||Volume 19, Number 5, March 2007 |
Teacher associations call for action on FSL teaching and learning
Have you read the recent report on French-as-a-second-language (FSL) teaching and learning in Canada?
The report presents the results of a national survey of the challenges faced by FSL teachers, a project jointly undertaken by the Canadian Association of Second Language Teachers (CASLT), the Canadian Teachers’ Federation (CTF), and the Canadian Association of Immersion Teachers (CAIT), and funded by the Department of Canadian Heritage.
A total of 1,305 FSL teachers, representing all provinces and territories, completed a web-based questionnaire on their perceptions and opinions regarding teaching resources, other resources (e.g., classrooms, consultants, French-speaking support staff), support from key stakeholders, teaching conditions, and professional development opportunities. All four FSL program types currently available in Canada were represented in the sample: Core French (CF), French Immersion (FI), Extended French, and Intensive French.
The questionnaire also asked teachers to provide information about themselves, their schools, their teaching experience, and their educational background.
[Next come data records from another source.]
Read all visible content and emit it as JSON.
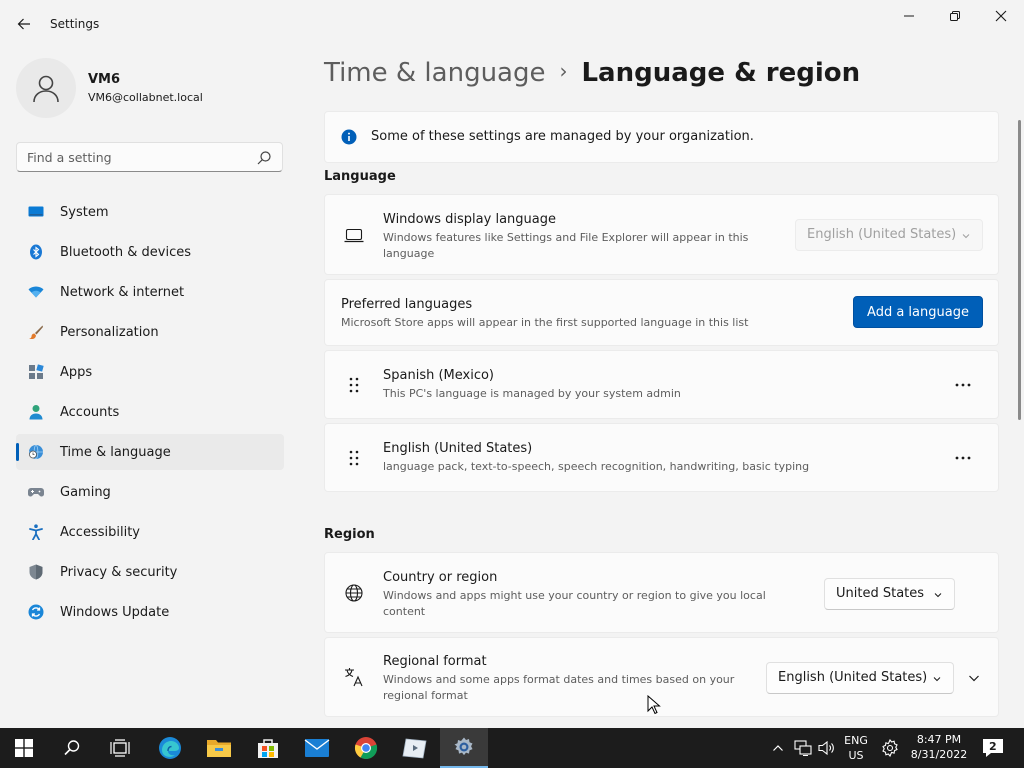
{
  "window": {
    "title": "Settings"
  },
  "profile": {
    "name": "VM6",
    "email": "VM6@collabnet.local"
  },
  "search": {
    "placeholder": "Find a setting"
  },
  "sidebar": {
    "items": [
      {
        "label": "System",
        "icon": "system-icon"
      },
      {
        "label": "Bluetooth & devices",
        "icon": "bluetooth-icon"
      },
      {
        "label": "Network & internet",
        "icon": "wifi-icon"
      },
      {
        "label": "Personalization",
        "icon": "brush-icon"
      },
      {
        "label": "Apps",
        "icon": "apps-icon"
      },
      {
        "label": "Accounts",
        "icon": "person-icon"
      },
      {
        "label": "Time & language",
        "icon": "globe-clock-icon",
        "active": true
      },
      {
        "label": "Gaming",
        "icon": "gamepad-icon"
      },
      {
        "label": "Accessibility",
        "icon": "accessibility-icon"
      },
      {
        "label": "Privacy & security",
        "icon": "shield-icon"
      },
      {
        "label": "Windows Update",
        "icon": "update-icon"
      }
    ]
  },
  "breadcrumb": {
    "parent": "Time & language",
    "separator": "›",
    "current": "Language & region"
  },
  "notice": {
    "text": "Some of these settings are managed by your organization."
  },
  "language": {
    "section_title": "Language",
    "display": {
      "title": "Windows display language",
      "description": "Windows features like Settings and File Explorer will appear in this language",
      "value": "English (United States)"
    },
    "preferred": {
      "title": "Preferred languages",
      "description": "Microsoft Store apps will appear in the first supported language in this list",
      "button": "Add a language"
    },
    "list": [
      {
        "name": "Spanish (Mexico)",
        "description": "This PC's language is managed by your system admin"
      },
      {
        "name": "English (United States)",
        "description": "language pack, text-to-speech, speech recognition, handwriting, basic typing"
      }
    ]
  },
  "region": {
    "section_title": "Region",
    "country": {
      "title": "Country or region",
      "description": "Windows and apps might use your country or region to give you local content",
      "value": "United States"
    },
    "format": {
      "title": "Regional format",
      "description": "Windows and some apps format dates and times based on your regional format",
      "value": "English (United States)"
    }
  },
  "taskbar": {
    "lang_top": "ENG",
    "lang_bottom": "US",
    "time": "8:47 PM",
    "date": "8/31/2022",
    "notifications": "2"
  },
  "colors": {
    "accent": "#005fb8",
    "background": "#f3f3f3",
    "card": "#fbfbfb",
    "taskbar": "#1c1c1c"
  }
}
Responding FSL teachers were: predominantly female, distributed across FSL program types, geographically representative (except in the case of Quebec and BC), representative of a range of size of board and school, generally very experienced teachers, generally Anglophone, quite confident about their own abilities in French, and mostly from CF backgrounds.
This report presents the survey findings under the five main categories of questions: teaching resources, other resources, support from stakeholders, teaching conditions, and professional development.
Overall, the majority of respondents considered commercial materials to be "poor" or "adequate" although CF teachers were more satisfied with these materials than FI teachers for whom few such materials exist, particularly materials representing Francophone culture. The quantity and quality of library resources, computer software and, community resources were considered as "poor" by the majority of respondents.
With regard to other resources, more than 40% of the teachers report that a classroom dedicated to FSL and an FSL consultant to help them with their teaching are not available to them. Funding for activities, lack of French-speaking supply teachers, consultants for students with special needs, French-speaking non-teaching staff also concern the majority of teachers. However, the majority of the teachers report easy access to computers, the Internet, space for lesson preparation, and storage space.
Most teachers perceived the community in which they teach to be the least supportive of their work, while school administration was perceived to be very supportive. CF teachers also report less support from parents and students.
The majority of FSL teachers reported that teaching conditions (e.g., class size, special needs students, administrative duties) were slightly, or somewhat, manageable. It seems, however, that teachers found it difficult to interpret the differences between conditions that were "slightly," "somewhat," or "very" manageable, since "class diversity" was the challenge most often mentioned by teachers in answer to the open-ended questions.
Most FSL teachers report participation in PD through discussions with colleagues, reading professional literature, and attendance at one workshop each year. It appears that some provinces, instead of providing routine workshops and conferences, have moved into electronic delivery of PD. Teachers suggest that funding, relevant topics, PD during school hours, and French-speaking supply teachers will make PD more accessible to them.
Almost 40% of respondents have considered leaving FSL teaching. This obviously signals the need for a follow-up study to discover their reasons and the role sponsoring associations could play to reduce this number.
Only 31.6% of respondents hold FSL specialist certificates. To what extent does this play a role in their ability to meet the challenges of FSL teaching and their future as FSL teachers? Sponsoring associations, in partnership with faculties of education, may be able to answer this question and ensure that faculty curricula reflect the resulting findings.
Survey respondents were mainly experienced teachers. As a result, we know relatively little about recent graduates from faculties of education and whether they are better equipped to deal with the challenges awaiting them. A study of teachers during their first years of teaching (graduates of a representative sample of faculties of education in several provinces/territories) could answer this question. Again, the sponsoring associations could undertake such a study.
Teachers expressed a need for PD to upgrade their language skills and learn about new FSL methodologies. The sponsoring associations could provide this PD.
Teachers expressed the need for resources reflecting Francophone culture as well as library resources, computer software. In this case, too, the findings point to a clear role for the sponsoring associations.
Negative attitudes toward French have been well documented in the literature and substantiated in our survey. The sponsoring associations could partner with the Office of the Commissioner of Official languages and Canadian Parents for French to improve the situation of the FSL teacher.
The full report is available in English and French at: The Canadian Association of Second Language Teachers (CASLT), www.caslt.org, The Canadian Teachers’ Federation (CTF), www.ctf-fce.ca, The Canadian Association of Immersion Teachers (CAIT), www.acpi-cait.ca.
Excerpted from the report’s executive summary. The researchers involved in the report are: Sharon Lapkin, University of Toronto; Alina MacFarlane, CASLT research officer; Larry Vandergrift, University of Ottawa.